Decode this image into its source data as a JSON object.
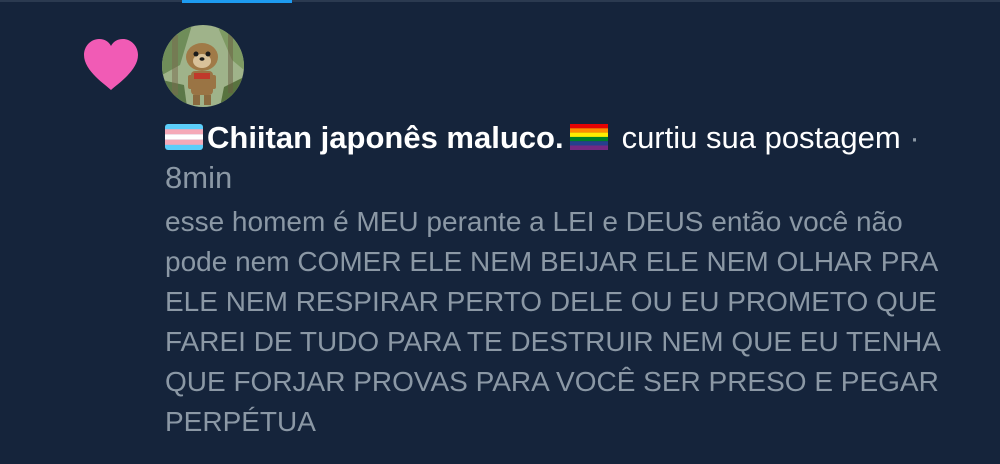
{
  "notification": {
    "icon": "heart-icon",
    "icon_color": "#f15bb5",
    "avatar": "user-avatar",
    "user_prefix_emoji": "transgender-flag",
    "user_name": "Chiitan japonês maluco.",
    "user_suffix_emoji": "rainbow-flag",
    "action_text": "curtiu sua postagem",
    "separator": "·",
    "time": "8min",
    "post_text": "esse homem é MEU perante a LEI e DEUS então você não pode nem COMER ELE NEM BEIJAR ELE NEM OLHAR PRA ELE NEM RESPIRAR PERTO DELE OU EU PROMETO QUE FAREI DE TUDO PARA TE DESTRUIR NEM QUE EU TENHA QUE FORJAR PROVAS PARA VOCÊ SER PRESO E PEGAR PERPÉTUA"
  },
  "colors": {
    "background": "#15243b",
    "primary_text": "#ffffff",
    "secondary_text": "#8b98a5",
    "accent": "#1d9bf0"
  }
}
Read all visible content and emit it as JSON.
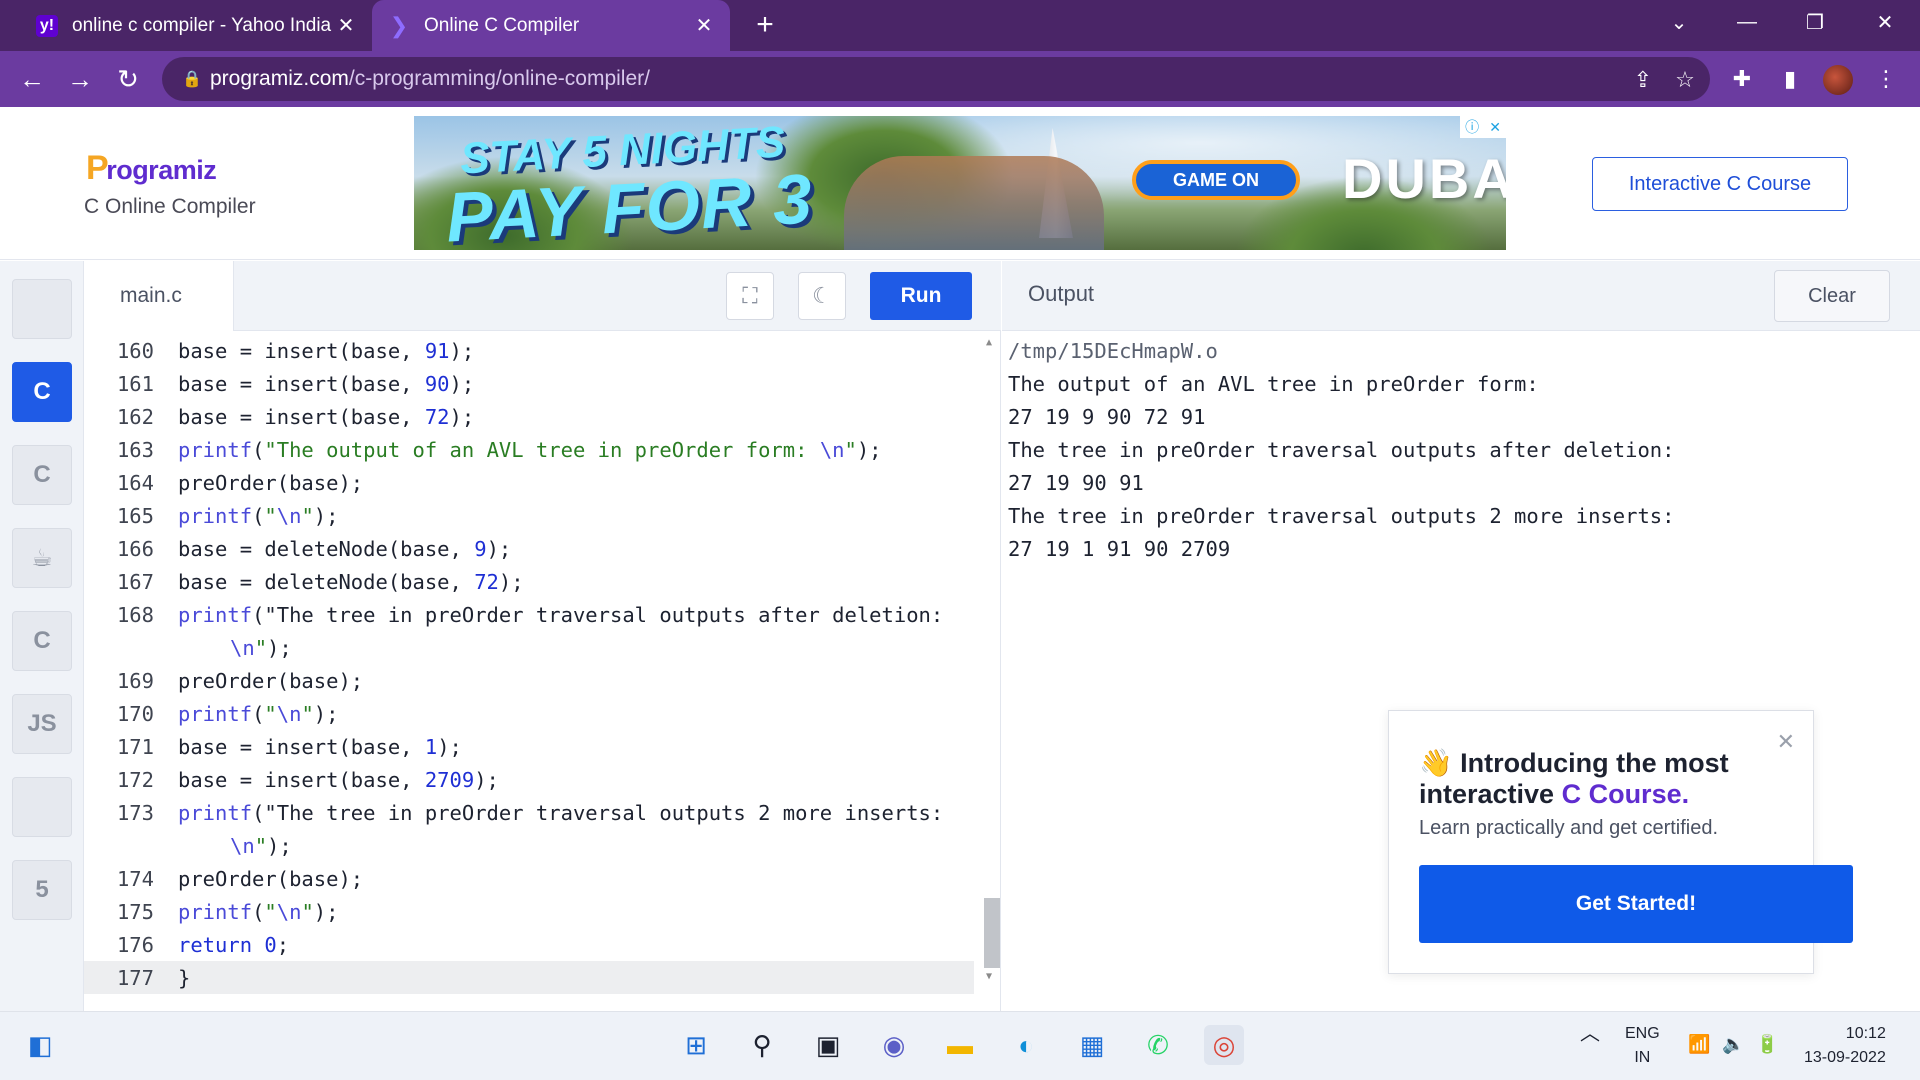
{
  "browser": {
    "tabs": [
      {
        "title": "online c compiler - Yahoo India S",
        "favicon": "yahoo-icon",
        "active": false
      },
      {
        "title": "Online C Compiler",
        "favicon": "programiz-icon",
        "active": true
      }
    ],
    "url_domain": "programiz.com",
    "url_path": "/c-programming/online-compiler/"
  },
  "header": {
    "logo_text": "rogramiz",
    "logo_initial": "P",
    "subtitle": "C Online Compiler",
    "ad": {
      "headline1": "STAY 5 NIGHTS",
      "headline2": "PAY FOR 3",
      "button": "GAME ON",
      "brand": "DUBAI"
    },
    "course_button": "Interactive C Course"
  },
  "languages": [
    {
      "name": "python-icon",
      "label": "",
      "active": false
    },
    {
      "name": "c-icon",
      "label": "C",
      "active": true
    },
    {
      "name": "cpp-icon",
      "label": "C",
      "active": false
    },
    {
      "name": "java-icon",
      "label": "☕",
      "active": false
    },
    {
      "name": "csharp-icon",
      "label": "C",
      "active": false
    },
    {
      "name": "js-icon",
      "label": "JS",
      "active": false
    },
    {
      "name": "sql-icon",
      "label": "",
      "active": false
    },
    {
      "name": "html5-icon",
      "label": "5",
      "active": false
    }
  ],
  "editor": {
    "file_name": "main.c",
    "run_label": "Run",
    "active_line": "177"
  },
  "code_lines": [
    {
      "ln": "160",
      "text": "base = insert(base, 91);"
    },
    {
      "ln": "161",
      "text": "base = insert(base, 90);"
    },
    {
      "ln": "162",
      "text": "base = insert(base, 72);"
    },
    {
      "ln": "163",
      "text": "printf(\"The output of an AVL tree in preOrder form: \\n\");"
    },
    {
      "ln": "164",
      "text": "preOrder(base);"
    },
    {
      "ln": "165",
      "text": "printf(\"\\n\");"
    },
    {
      "ln": "166",
      "text": "base = deleteNode(base, 9);"
    },
    {
      "ln": "167",
      "text": "base = deleteNode(base, 72);"
    },
    {
      "ln": "168",
      "text": "printf(\"The tree in preOrder traversal outputs after deletion:"
    },
    {
      "ln": "",
      "text": "\\n\");"
    },
    {
      "ln": "169",
      "text": "preOrder(base);"
    },
    {
      "ln": "170",
      "text": "printf(\"\\n\");"
    },
    {
      "ln": "171",
      "text": "base = insert(base, 1);"
    },
    {
      "ln": "172",
      "text": "base = insert(base, 2709);"
    },
    {
      "ln": "173",
      "text": "printf(\"The tree in preOrder traversal outputs 2 more inserts:"
    },
    {
      "ln": "",
      "text": "\\n\");"
    },
    {
      "ln": "174",
      "text": "preOrder(base);"
    },
    {
      "ln": "175",
      "text": "printf(\"\\n\");"
    },
    {
      "ln": "176",
      "text": "return 0;"
    },
    {
      "ln": "177",
      "text": "}"
    }
  ],
  "output": {
    "title": "Output",
    "clear_label": "Clear",
    "lines": [
      "/tmp/15DEcHmapW.o",
      "The output of an AVL tree in preOrder form:",
      "27 19 9 90 72 91",
      "The tree in preOrder traversal outputs after deletion:",
      "27 19 90 91",
      "The tree in preOrder traversal outputs 2 more inserts:",
      "27 19 1 91 90 2709"
    ]
  },
  "promo": {
    "line1": "Introducing the most",
    "line2_prefix": "interactive ",
    "line2_highlight": "C Course.",
    "description": "Learn practically and get certified.",
    "cta": "Get Started!"
  },
  "taskbar": {
    "lang_top": "ENG",
    "lang_bottom": "IN",
    "time": "10:12",
    "date": "13-09-2022"
  },
  "colors": {
    "accent": "#1f5be6",
    "brand_purple": "#5f2ccf",
    "chrome_frame": "#4a2567",
    "chrome_toolbar": "#6b3ba0"
  }
}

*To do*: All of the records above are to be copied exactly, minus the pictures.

*Exercise output*:
Decode this image into its source data as a JSON object.
{
  "notification": {
    "icon": "heart-icon",
    "icon_color": "#f15bb5",
    "avatar": "user-avatar",
    "user_prefix_emoji": "transgender-flag",
    "user_name": "Chiitan japonês maluco.",
    "user_suffix_emoji": "rainbow-flag",
    "action_text": "curtiu sua postagem",
    "separator": "·",
    "time": "8min",
    "post_text": "esse homem é MEU perante a LEI e DEUS então você não pode nem COMER ELE NEM BEIJAR ELE NEM OLHAR PRA ELE NEM RESPIRAR PERTO DELE OU EU PROMETO QUE FAREI DE TUDO PARA TE DESTRUIR NEM QUE EU TENHA QUE FORJAR PROVAS PARA VOCÊ SER PRESO E PEGAR PERPÉTUA"
  },
  "colors": {
    "background": "#15243b",
    "primary_text": "#ffffff",
    "secondary_text": "#8b98a5",
    "accent": "#1d9bf0"
  }
}
Read all visible content and emit it as JSON.
{
  "browser": {
    "tabs": [
      {
        "title": "online c compiler - Yahoo India S",
        "favicon": "yahoo-icon",
        "active": false
      },
      {
        "title": "Online C Compiler",
        "favicon": "programiz-icon",
        "active": true
      }
    ],
    "url_domain": "programiz.com",
    "url_path": "/c-programming/online-compiler/"
  },
  "header": {
    "logo_text": "rogramiz",
    "logo_initial": "P",
    "subtitle": "C Online Compiler",
    "ad": {
      "headline1": "STAY 5 NIGHTS",
      "headline2": "PAY FOR 3",
      "button": "GAME ON",
      "brand": "DUBAI"
    },
    "course_button": "Interactive C Course"
  },
  "languages": [
    {
      "name": "python-icon",
      "label": "",
      "active": false
    },
    {
      "name": "c-icon",
      "label": "C",
      "active": true
    },
    {
      "name": "cpp-icon",
      "label": "C",
      "active": false
    },
    {
      "name": "java-icon",
      "label": "☕",
      "active": false
    },
    {
      "name": "csharp-icon",
      "label": "C",
      "active": false
    },
    {
      "name": "js-icon",
      "label": "JS",
      "active": false
    },
    {
      "name": "sql-icon",
      "label": "",
      "active": false
    },
    {
      "name": "html5-icon",
      "label": "5",
      "active": false
    }
  ],
  "editor": {
    "file_name": "main.c",
    "run_label": "Run",
    "active_line": "177"
  },
  "code_lines": [
    {
      "ln": "160",
      "text": "base = insert(base, 91);"
    },
    {
      "ln": "161",
      "text": "base = insert(base, 90);"
    },
    {
      "ln": "162",
      "text": "base = insert(base, 72);"
    },
    {
      "ln": "163",
      "text": "printf(\"The output of an AVL tree in preOrder form: \\n\");"
    },
    {
      "ln": "164",
      "text": "preOrder(base);"
    },
    {
      "ln": "165",
      "text": "printf(\"\\n\");"
    },
    {
      "ln": "166",
      "text": "base = deleteNode(base, 9);"
    },
    {
      "ln": "167",
      "text": "base = deleteNode(base, 72);"
    },
    {
      "ln": "168",
      "text": "printf(\"The tree in preOrder traversal outputs after deletion:"
    },
    {
      "ln": "",
      "text": "\\n\");"
    },
    {
      "ln": "169",
      "text": "preOrder(base);"
    },
    {
      "ln": "170",
      "text": "printf(\"\\n\");"
    },
    {
      "ln": "171",
      "text": "base = insert(base, 1);"
    },
    {
      "ln": "172",
      "text": "base = insert(base, 2709);"
    },
    {
      "ln": "173",
      "text": "printf(\"The tree in preOrder traversal outputs 2 more inserts:"
    },
    {
      "ln": "",
      "text": "\\n\");"
    },
    {
      "ln": "174",
      "text": "preOrder(base);"
    },
    {
      "ln": "175",
      "text": "printf(\"\\n\");"
    },
    {
      "ln": "176",
      "text": "return 0;"
    },
    {
      "ln": "177",
      "text": "}"
    }
  ],
  "output": {
    "title": "Output",
    "clear_label": "Clear",
    "lines": [
      "/tmp/15DEcHmapW.o",
      "The output of an AVL tree in preOrder form:",
      "27 19 9 90 72 91",
      "The tree in preOrder traversal outputs after deletion:",
      "27 19 90 91",
      "The tree in preOrder traversal outputs 2 more inserts:",
      "27 19 1 91 90 2709"
    ]
  },
  "promo": {
    "line1": "Introducing the most",
    "line2_prefix": "interactive ",
    "line2_highlight": "C Course.",
    "description": "Learn practically and get certified.",
    "cta": "Get Started!"
  },
  "taskbar": {
    "lang_top": "ENG",
    "lang_bottom": "IN",
    "time": "10:12",
    "date": "13-09-2022"
  },
  "colors": {
    "accent": "#1f5be6",
    "brand_purple": "#5f2ccf",
    "chrome_frame": "#4a2567",
    "chrome_toolbar": "#6b3ba0"
  }
}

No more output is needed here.